Indianapolis attorney Bopp noted that his panel and the five other platform subcommittees have held separate meetings. Each subcommittee, he said, “reviewed initial drafts of their language for the full platform.” The drafts will be addressed by the full committee at its Tampa meeting during the week of August 20 and the complete platform will be debated and voted on.
Delaware State Party Chairman John Sigler, also a member of the Platform Committee, agreed that the final party document will have “conservative planks that reflect the concerns the party has had since 2008.” Among those concerns Sigler suggested might be included are language about “Operation Fast and Furious,” the Obama Administration’s gun-running operation in Mexico that resulted in the death of a federal agent, concerns about the United Nations, growing U.S. worries about China and its attitude toward Taiwan and support of the industrial espionage in this country.
“I’m aware of no issue that should come as a surprise to any Republican who has been following the failures of the Obama addministration and other issues facing the country,” said Sigler.
Are Ron Paul’s planks in?
For weeks there has been speculation in the press and among Republican leaders as to whether supporters of Ron Paul’s presidential campaign this year who are now on the Platform Committee may try to inject one or more of the libertarian Republican’s more controversial positions into the platform in Tampa. Sources within the Republican National Chairman’s office told us that several Paul operatives held a meeting with RNC Chairman Reince Priebus last month to discuss several concerns they wanted to be included in the document.
Bopp, Sigler, and others we spoke to said that some of Paul’s positions will be reflected in the platform. Almost sure to make it in the final document is an endorsement of auditing the Federal Reserve Board. Long a staple of Paul’s philosophy, the Fed audit recently received the blessings of the U.S. House.
It is unlikely that the Texas congressman’s call for getting the U.S. out of the U.N. or the International Monetary Fund will see the light of day in Tampa. Most likely, sources told us, the final document will include critical language about the U.N. and, very possibly, an endorsement of Rep. Cathy McMorris Rodgers’ (R-Wash.) legislation to rescind the $100 million the Democratic-controlled Congress voted to give the IMF above its regular annual financial support. (Popular among lawmakers who fear that U.S. tax dollars will be lost in IMF bailouts for Portugal, Greece, and Ireland, Rodgers’ measure so far has 94 House co-sponsors).
One major subject of speculation is whether the Platform Committee will restore the GOP’s call for abolishing the U.S. Department of Education that was in platforms from 1980 until 2000. Twelve years ago, amid controversy at the party’s Philadelphia convention, the plank was removed—reportedly at the insistence of presidential nominee George W. Bush and with the support of then-Platform Chairman Tommy Thompson, then governor of Wisconsin.

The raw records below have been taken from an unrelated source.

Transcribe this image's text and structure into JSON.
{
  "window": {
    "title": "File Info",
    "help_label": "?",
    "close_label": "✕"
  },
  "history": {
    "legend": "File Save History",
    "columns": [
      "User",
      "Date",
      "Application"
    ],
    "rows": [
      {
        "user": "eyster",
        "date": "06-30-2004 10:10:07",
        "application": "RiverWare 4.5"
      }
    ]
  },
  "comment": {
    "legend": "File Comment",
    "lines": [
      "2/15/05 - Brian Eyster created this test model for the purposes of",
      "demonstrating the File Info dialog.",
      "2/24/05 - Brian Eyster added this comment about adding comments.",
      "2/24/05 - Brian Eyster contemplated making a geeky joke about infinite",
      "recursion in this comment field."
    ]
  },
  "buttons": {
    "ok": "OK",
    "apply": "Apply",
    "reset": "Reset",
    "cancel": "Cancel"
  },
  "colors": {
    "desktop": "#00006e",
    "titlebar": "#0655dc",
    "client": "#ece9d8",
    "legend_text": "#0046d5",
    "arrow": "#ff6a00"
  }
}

Although many delegates no doubt want the language restored calling for closing down the 33-year-old Cabinet department, it seems unlikely that the Romney team would embrace this position. As former Mississippi Gov. and past GOP National Chairman Haley Barbour told Human Events earlier this year, “[Y]ou don’t want to get the impression you’re against public education”—although Barbour added he agreed with restoring the abolition language to the platform “as long as its recognized what the goal is. . .getting rid of a federal intermediary so state and local governments can operate without a giant bureaucracy.”